London stock markets shrugged off Brexit uncertainties this morning and started the week on an upbeat note.
With the clock ticking down to Britain’s planned departure from the European Union on March 29, both the blue-chipand the FTSE 250, which is more representative of domestic UK businesses, showed gains.
The FTSE 100 was 0.61% higher in early trading at 7,272.62, while the FTSE 250 was 0.11% higher at 19,512.15.
Pound slides on foreign exchanges
Nor were London stocks riding a Europe-wide up-wave – continental bourses put in a very mixed performance as the week’s trading started. In Paris, thewas 0.06% higher at 5,408.41, while in Madrid the was 0.42% up at 9,381.10.
But in Frankfurt, thewas lower, as was the in Amsterdam.
It was a different story, however, on currency markets, where sterling was down against major currencies. It lost 0.44% against theat $1.3240, and dropped 0.64% against the at €1.1666.
Against the, the pound slipped 0.42% at 147.6050 yen.
This can be relatively short, up to June 30, or longer, in which case the UK will be required to take part in forthcoming elections to the European Parliament. Any extension will need to be approved by all 27 other EU members, and may come with conditions attached.
Boris Johnson suggests way ahead
Mrs May’s agreement has already been rejected twice by MPs, with the so-called backstop arrangements for Northern Ireland proving a major bone of contention. Pending a comprehensive EU-UK trade agreement, of which there is no guarantee, the backstop would prevent the return of border controls between the Irish Republic and Northern Ireland.

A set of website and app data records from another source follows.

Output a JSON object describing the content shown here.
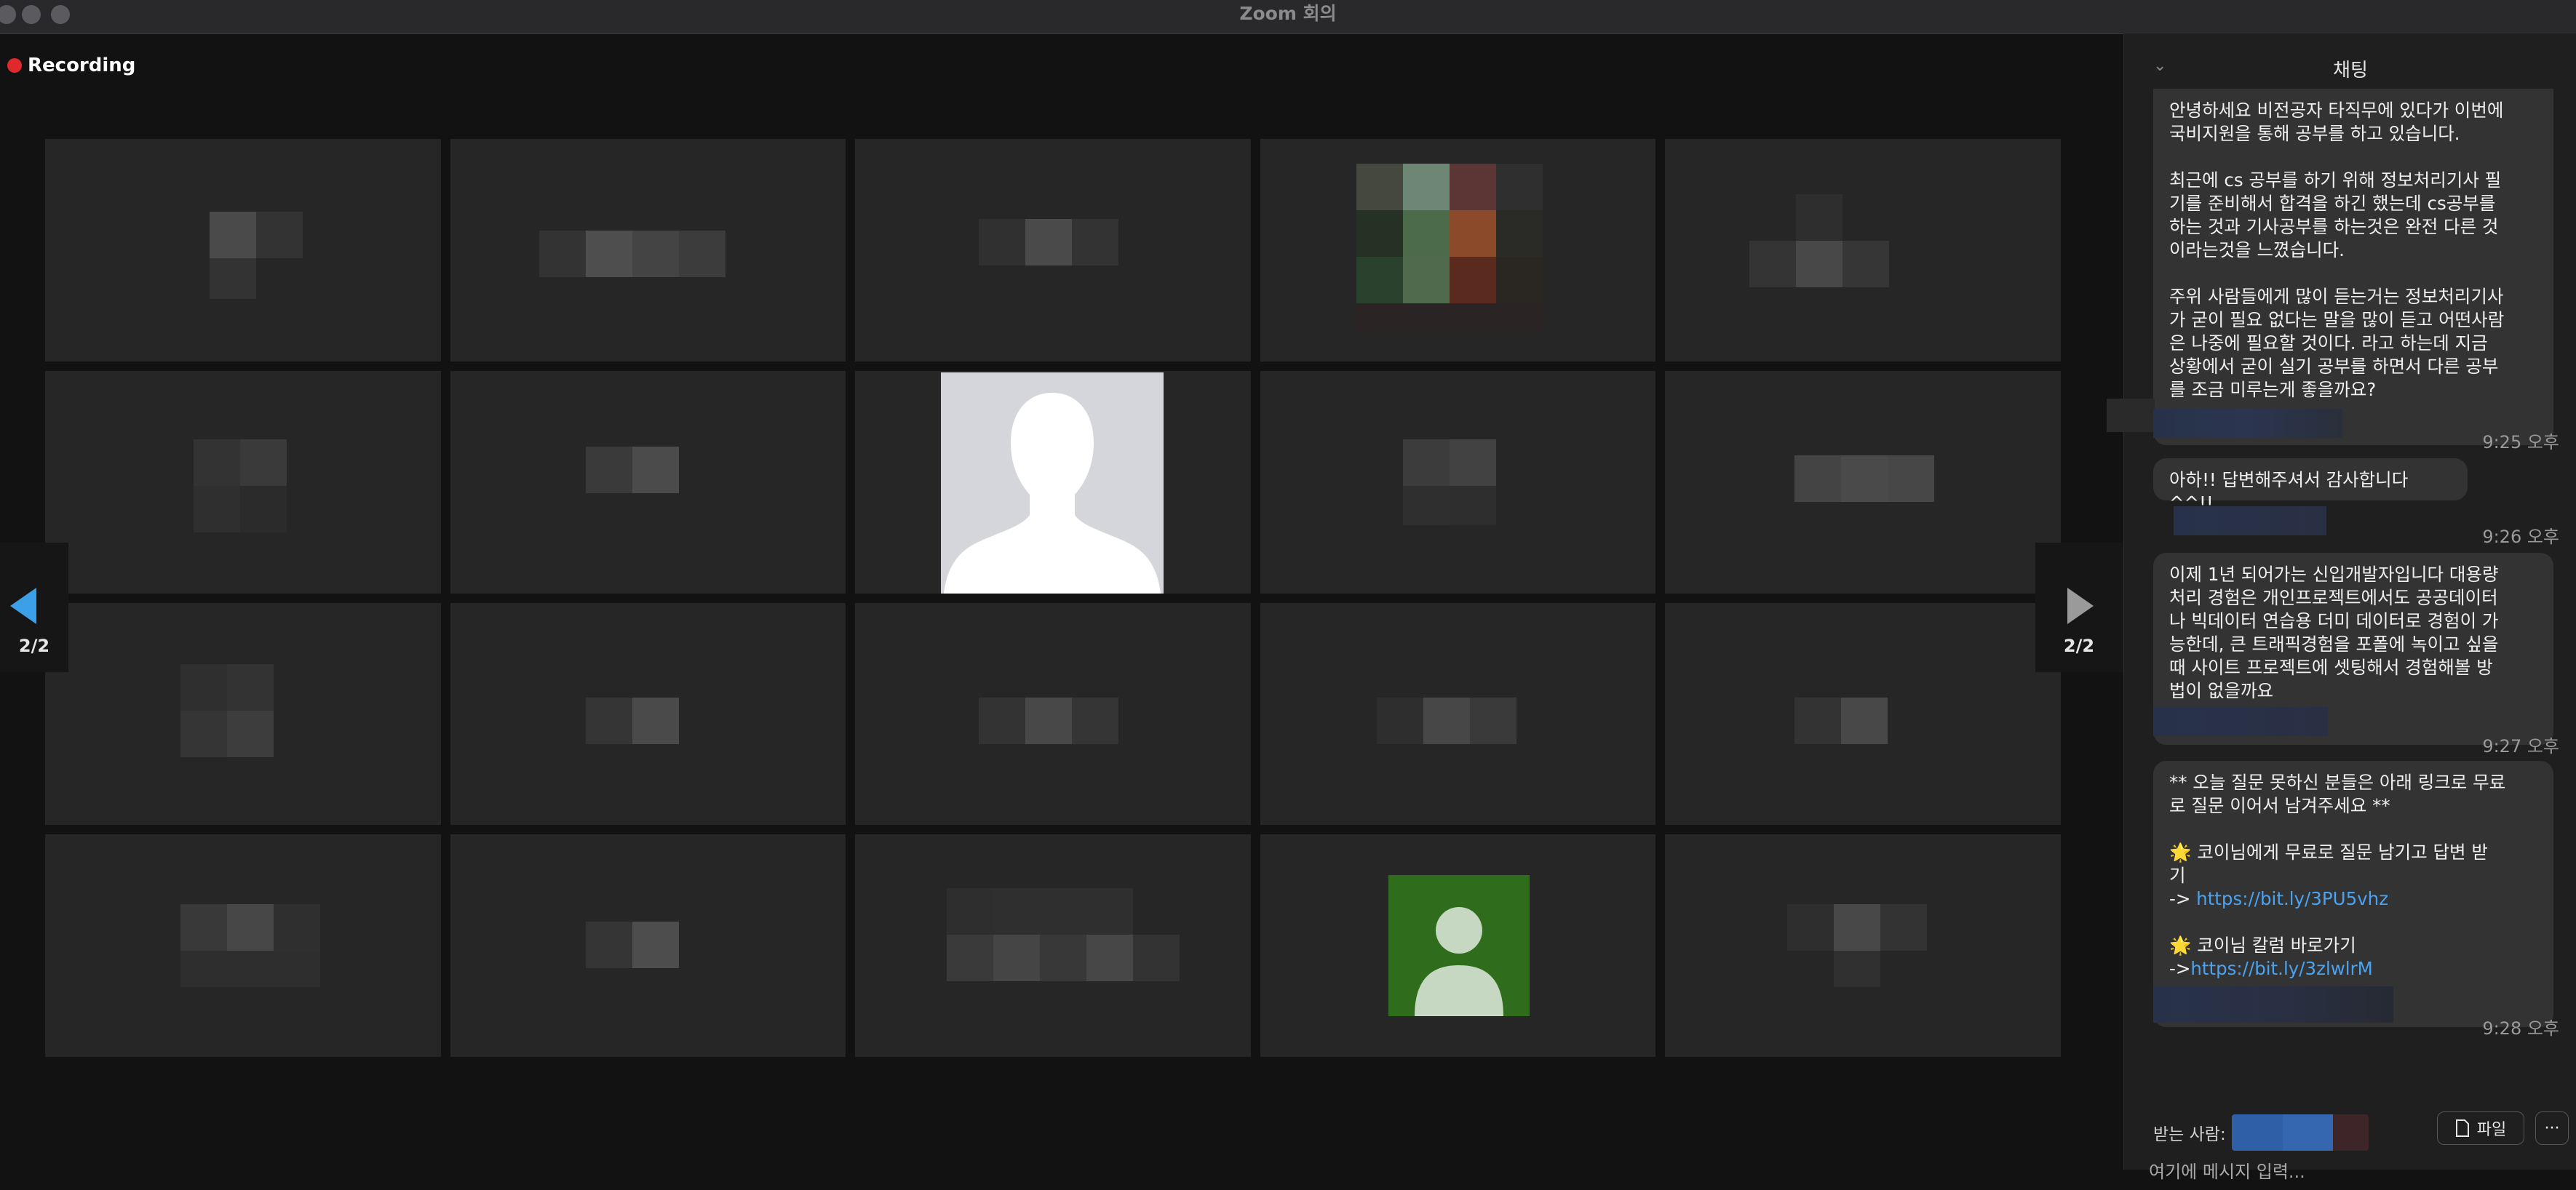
{
  "window": {
    "title": "Zoom 회의"
  },
  "recording": {
    "label": "Recording"
  },
  "pagination": {
    "left": "2/2",
    "right": "2/2"
  },
  "chat": {
    "title": "채팅",
    "messages": [
      {
        "text": "안녕하세요 비전공자 타직무에 있다가 이번에\n국비지원을 통해 공부를 하고 있습니다.\n\n최근에 cs 공부를 하기 위해 정보처리기사 필\n기를 준비해서 합격을 하긴 했는데 cs공부를\n하는 것과 기사공부를 하는것은 완전 다른 것\n이라는것을 느꼈습니다.\n\n주위 사람들에게 많이 듣는거는 정보처리기사\n가 굳이 필요 없다는 말을 많이 듣고 어떤사람\n은 나중에 필요할 것이다. 라고 하는데 지금\n상황에서 굳이 실기 공부를 하면서 다른 공부\n를 조금 미루는게 좋을까요?",
        "time": "9:25 오후"
      },
      {
        "text": "아하!! 답변해주셔서 감사합니다 ^^!!",
        "time": "9:26 오후"
      },
      {
        "text": "이제 1년 되어가는 신입개발자입니다 대용량\n처리 경험은 개인프로젝트에서도 공공데이터\n나 빅데이터 연습용 더미 데이터로 경험이 가\n능한데, 큰 트래픽경험을 포폴에 녹이고 싶을\n때 사이트 프로젝트에 셋팅해서 경험해볼 방\n법이 없을까요",
        "time": "9:27 오후"
      },
      {
        "line1": "** 오늘 질문 못하신 분들은 아래 링크로 무료\n로 질문 이어서 남겨주세요 **",
        "item1": "🌟 코이님에게 무료로 질문 남기고 답변 받\n기",
        "arrow1": "-> ",
        "link1": "https://bit.ly/3PU5vhz",
        "item2": "🌟 코이님 칼럼 바로가기",
        "arrow2": "->",
        "link2": "https://bit.ly/3zlwlrM",
        "time": "9:28 오후"
      }
    ],
    "recipient_label": "받는 사람:",
    "file_button": "파일",
    "more_button": "···",
    "input_placeholder": "여기에 메시지 입력..."
  },
  "colors": {
    "recording_dot": "#e0282d",
    "link": "#4aa3f0",
    "nav_arrow_active": "#3ca0e8",
    "avatar_green": "#2f6d1c"
  }
}
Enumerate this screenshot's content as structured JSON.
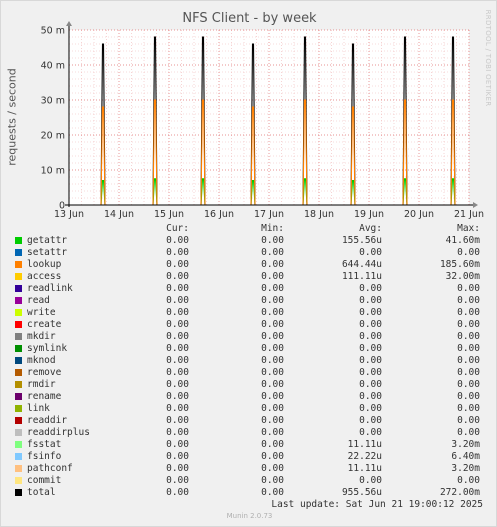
{
  "chart_data": {
    "type": "line",
    "title": "NFS Client - by week",
    "xlabel": "",
    "ylabel": "requests / second",
    "x": [
      "13 Jun",
      "14 Jun",
      "15 Jun",
      "16 Jun",
      "17 Jun",
      "18 Jun",
      "19 Jun",
      "20 Jun",
      "21 Jun"
    ],
    "yticks": [
      "0",
      "10 m",
      "20 m",
      "30 m",
      "40 m",
      "50 m"
    ],
    "ylim": [
      0,
      50
    ],
    "y_unit": "m (milli-requests per second)",
    "grid": true,
    "series": [
      {
        "name": "total",
        "peaks_at_day_offset": [
          0.68,
          1.72,
          2.68,
          3.68,
          4.72,
          5.68,
          6.72,
          7.68
        ],
        "peak_values": [
          46,
          48,
          48,
          46,
          48,
          46,
          48,
          48
        ]
      },
      {
        "name": "getattr",
        "peaks_at_day_offset": [
          0.68,
          1.72,
          2.68,
          3.68,
          4.72,
          5.68,
          6.72,
          7.68
        ],
        "peak_values": [
          7,
          7.5,
          7.5,
          7,
          7.5,
          7,
          7.5,
          7.5
        ]
      },
      {
        "name": "lookup",
        "peaks_at_day_offset": [
          0.68,
          1.72,
          2.68,
          3.68,
          4.72,
          5.68,
          6.72,
          7.68
        ],
        "peak_values": [
          28,
          30,
          30,
          28,
          30,
          28,
          30,
          30
        ]
      }
    ]
  },
  "watermark": "RRDTOOL / TOBI OETIKER",
  "legend": {
    "headers": {
      "cur": "Cur:",
      "min": "Min:",
      "avg": "Avg:",
      "max": "Max:"
    },
    "rows": [
      {
        "name": "getattr",
        "color": "#00cc00",
        "cur": "0.00",
        "min": "0.00",
        "avg": "155.56u",
        "max": "41.60m"
      },
      {
        "name": "setattr",
        "color": "#0066b3",
        "cur": "0.00",
        "min": "0.00",
        "avg": "0.00",
        "max": "0.00"
      },
      {
        "name": "lookup",
        "color": "#ff8000",
        "cur": "0.00",
        "min": "0.00",
        "avg": "644.44u",
        "max": "185.60m"
      },
      {
        "name": "access",
        "color": "#ffcc00",
        "cur": "0.00",
        "min": "0.00",
        "avg": "111.11u",
        "max": "32.00m"
      },
      {
        "name": "readlink",
        "color": "#330099",
        "cur": "0.00",
        "min": "0.00",
        "avg": "0.00",
        "max": "0.00"
      },
      {
        "name": "read",
        "color": "#990099",
        "cur": "0.00",
        "min": "0.00",
        "avg": "0.00",
        "max": "0.00"
      },
      {
        "name": "write",
        "color": "#ccff00",
        "cur": "0.00",
        "min": "0.00",
        "avg": "0.00",
        "max": "0.00"
      },
      {
        "name": "create",
        "color": "#ff0000",
        "cur": "0.00",
        "min": "0.00",
        "avg": "0.00",
        "max": "0.00"
      },
      {
        "name": "mkdir",
        "color": "#808080",
        "cur": "0.00",
        "min": "0.00",
        "avg": "0.00",
        "max": "0.00"
      },
      {
        "name": "symlink",
        "color": "#008f00",
        "cur": "0.00",
        "min": "0.00",
        "avg": "0.00",
        "max": "0.00"
      },
      {
        "name": "mknod",
        "color": "#00487d",
        "cur": "0.00",
        "min": "0.00",
        "avg": "0.00",
        "max": "0.00"
      },
      {
        "name": "remove",
        "color": "#b35a00",
        "cur": "0.00",
        "min": "0.00",
        "avg": "0.00",
        "max": "0.00"
      },
      {
        "name": "rmdir",
        "color": "#b38f00",
        "cur": "0.00",
        "min": "0.00",
        "avg": "0.00",
        "max": "0.00"
      },
      {
        "name": "rename",
        "color": "#6b006b",
        "cur": "0.00",
        "min": "0.00",
        "avg": "0.00",
        "max": "0.00"
      },
      {
        "name": "link",
        "color": "#8fb300",
        "cur": "0.00",
        "min": "0.00",
        "avg": "0.00",
        "max": "0.00"
      },
      {
        "name": "readdir",
        "color": "#b30000",
        "cur": "0.00",
        "min": "0.00",
        "avg": "0.00",
        "max": "0.00"
      },
      {
        "name": "readdirplus",
        "color": "#bebebe",
        "cur": "0.00",
        "min": "0.00",
        "avg": "0.00",
        "max": "0.00"
      },
      {
        "name": "fsstat",
        "color": "#80ff80",
        "cur": "0.00",
        "min": "0.00",
        "avg": "11.11u",
        "max": "3.20m"
      },
      {
        "name": "fsinfo",
        "color": "#80c9ff",
        "cur": "0.00",
        "min": "0.00",
        "avg": "22.22u",
        "max": "6.40m"
      },
      {
        "name": "pathconf",
        "color": "#ffc080",
        "cur": "0.00",
        "min": "0.00",
        "avg": "11.11u",
        "max": "3.20m"
      },
      {
        "name": "commit",
        "color": "#ffe680",
        "cur": "0.00",
        "min": "0.00",
        "avg": "0.00",
        "max": "0.00"
      },
      {
        "name": "total",
        "color": "#000000",
        "cur": "0.00",
        "min": "0.00",
        "avg": "955.56u",
        "max": "272.00m"
      }
    ]
  },
  "last_update": "Last update: Sat Jun 21 19:00:12 2025",
  "version": "Munin 2.0.73"
}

Objectors point out that this leaves the province with a different legal status from the rest of the UK and that Britain would need the EU’s permission to bring the arrangement to an end.
Writing in The Daily Telegraph this morning, former Foreign Secretary Boris Johnson, who resigned over disagreements with the Government’s approach to Brexit, stated: “Is there a way forward? Perhaps.
But the BBC reported security minister Ben Wallace as saying Mr Johnson and other opponents of the deal were "ignoring the facts".